Designer Oscar de la Renta has said, "More than anyone else in the city, he has the whole visual history of the last 40 or 50 years of New York. It's the total scope of fashion in the life of New York." He has made a career taking unexpected photographs of everyday people, socialites and fashion personalities, many of whom value his company. According to David Rockefeller, Brooke Astor asked that Cunningham attend her 100th birthday party, the only member of the media invited.

In 2008 he was awarded the Officier de l'ordre des Arts et des Lettres by the French Ministry of Culture.

In 2010, filmmaker Richard Press and Philip Gefter of The Times produced Bill Cunningham New York, a documentary about Cunningham. The film was released on March 16, 2011. It shows Cunningham traveling through Manhattan by bicycle and living in a tiny apartment in the Carnegie Hall building. The apartment has no closet, kitchen, or private bathroom, and is filled with filing cabinets and boxes of his photographs.
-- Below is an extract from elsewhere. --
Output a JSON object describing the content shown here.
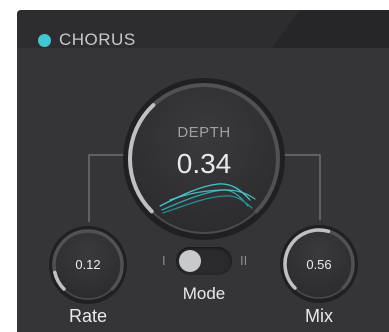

The documentary also details his philosophy on fashion, art, and photography, as well as observes his interactions with his subjects while taking photos.

He was featured on BBC Two's The Culture Show in March 2012.

Bill Cunningham:
Words of Wisdom

Bill Cunningham: Facades, is on view at the New York Historical Society from March 14 through June 15, 2014.